EXERCISE: Count the lines in the data below holding the string "when" and write the total by itself.

Segment Start: RECORDS FOR PROCESSING

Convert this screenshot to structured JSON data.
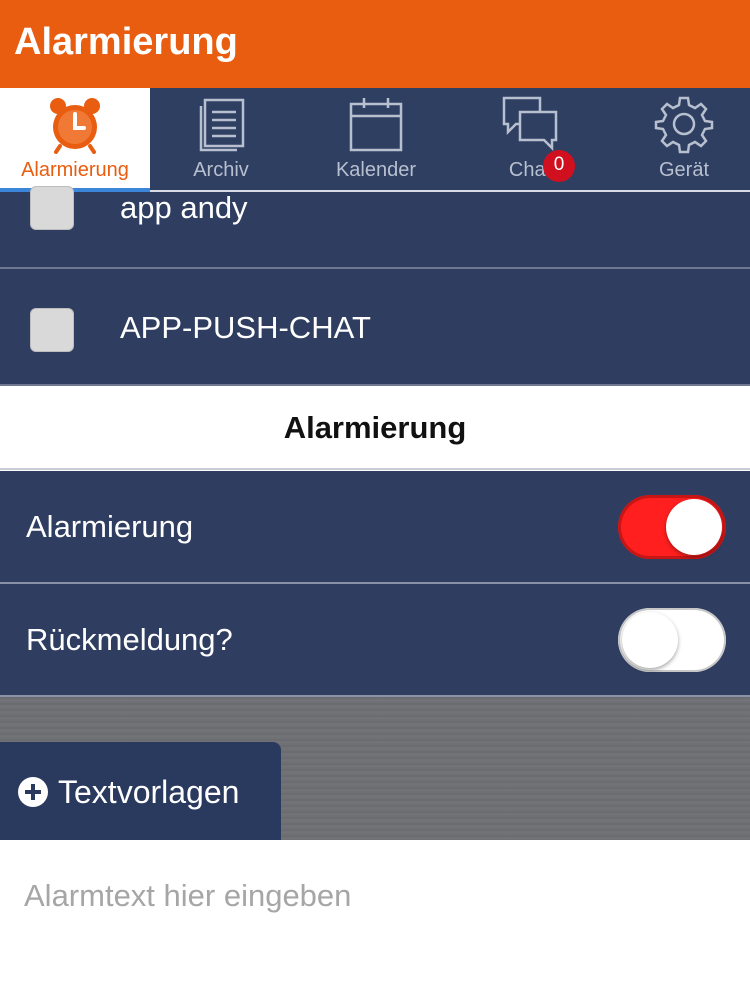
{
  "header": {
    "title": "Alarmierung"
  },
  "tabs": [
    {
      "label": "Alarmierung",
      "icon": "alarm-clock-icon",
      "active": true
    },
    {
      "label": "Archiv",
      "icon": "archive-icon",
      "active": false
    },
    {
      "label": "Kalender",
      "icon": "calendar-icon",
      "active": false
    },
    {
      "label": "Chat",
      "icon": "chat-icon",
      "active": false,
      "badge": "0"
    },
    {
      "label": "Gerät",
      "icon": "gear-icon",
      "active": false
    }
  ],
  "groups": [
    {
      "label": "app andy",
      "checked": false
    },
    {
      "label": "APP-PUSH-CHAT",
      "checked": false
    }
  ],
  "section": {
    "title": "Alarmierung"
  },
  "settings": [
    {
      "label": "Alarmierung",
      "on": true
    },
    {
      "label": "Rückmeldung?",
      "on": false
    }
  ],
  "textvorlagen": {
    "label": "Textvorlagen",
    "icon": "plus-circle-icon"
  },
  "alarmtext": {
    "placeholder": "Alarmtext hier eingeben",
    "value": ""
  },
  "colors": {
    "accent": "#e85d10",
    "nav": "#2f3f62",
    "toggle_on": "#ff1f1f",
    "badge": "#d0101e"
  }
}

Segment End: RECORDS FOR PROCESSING
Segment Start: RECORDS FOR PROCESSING

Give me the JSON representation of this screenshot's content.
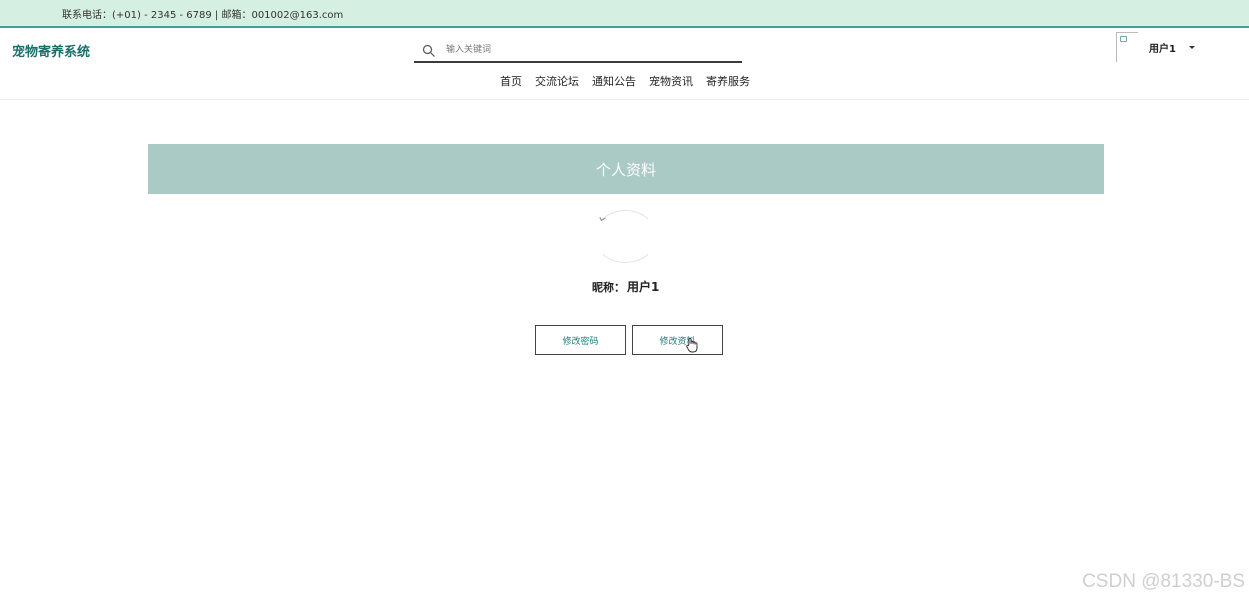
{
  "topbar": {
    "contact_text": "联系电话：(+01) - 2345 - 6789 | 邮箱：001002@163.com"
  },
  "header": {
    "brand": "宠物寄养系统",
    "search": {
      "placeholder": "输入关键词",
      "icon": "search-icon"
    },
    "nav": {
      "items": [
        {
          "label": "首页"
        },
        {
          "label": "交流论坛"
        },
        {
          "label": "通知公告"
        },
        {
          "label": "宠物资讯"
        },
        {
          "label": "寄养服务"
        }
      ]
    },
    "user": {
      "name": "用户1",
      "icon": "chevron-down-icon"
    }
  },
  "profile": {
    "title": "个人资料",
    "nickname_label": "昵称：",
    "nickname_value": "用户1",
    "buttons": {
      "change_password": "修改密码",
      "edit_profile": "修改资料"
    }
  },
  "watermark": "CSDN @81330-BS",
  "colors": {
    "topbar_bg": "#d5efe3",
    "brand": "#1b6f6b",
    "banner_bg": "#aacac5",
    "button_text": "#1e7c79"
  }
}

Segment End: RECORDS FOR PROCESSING
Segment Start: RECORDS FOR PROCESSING

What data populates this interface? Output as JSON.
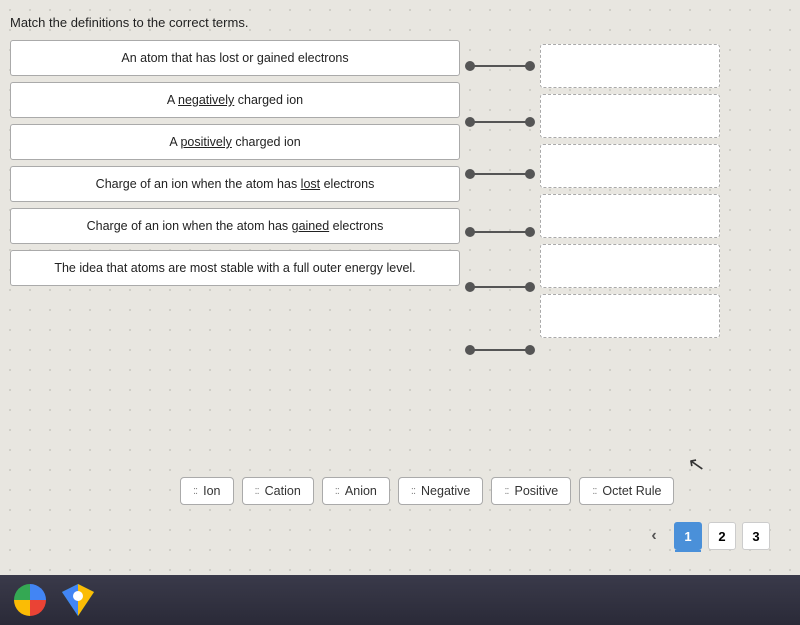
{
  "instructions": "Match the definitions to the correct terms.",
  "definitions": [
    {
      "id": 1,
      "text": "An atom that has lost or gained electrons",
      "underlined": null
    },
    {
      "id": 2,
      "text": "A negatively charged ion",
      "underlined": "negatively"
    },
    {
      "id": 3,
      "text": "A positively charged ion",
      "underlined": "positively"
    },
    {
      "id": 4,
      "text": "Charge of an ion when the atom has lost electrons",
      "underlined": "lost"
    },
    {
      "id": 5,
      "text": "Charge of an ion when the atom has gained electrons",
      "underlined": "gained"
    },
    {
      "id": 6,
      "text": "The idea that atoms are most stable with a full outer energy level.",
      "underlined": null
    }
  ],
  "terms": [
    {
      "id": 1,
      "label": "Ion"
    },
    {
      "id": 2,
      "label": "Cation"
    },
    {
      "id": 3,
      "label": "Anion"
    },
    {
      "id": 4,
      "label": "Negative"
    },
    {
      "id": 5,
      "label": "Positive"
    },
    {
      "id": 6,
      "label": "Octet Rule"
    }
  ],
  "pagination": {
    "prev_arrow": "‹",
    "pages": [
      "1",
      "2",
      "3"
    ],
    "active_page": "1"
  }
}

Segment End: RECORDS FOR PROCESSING

TASK OUTPUT: 2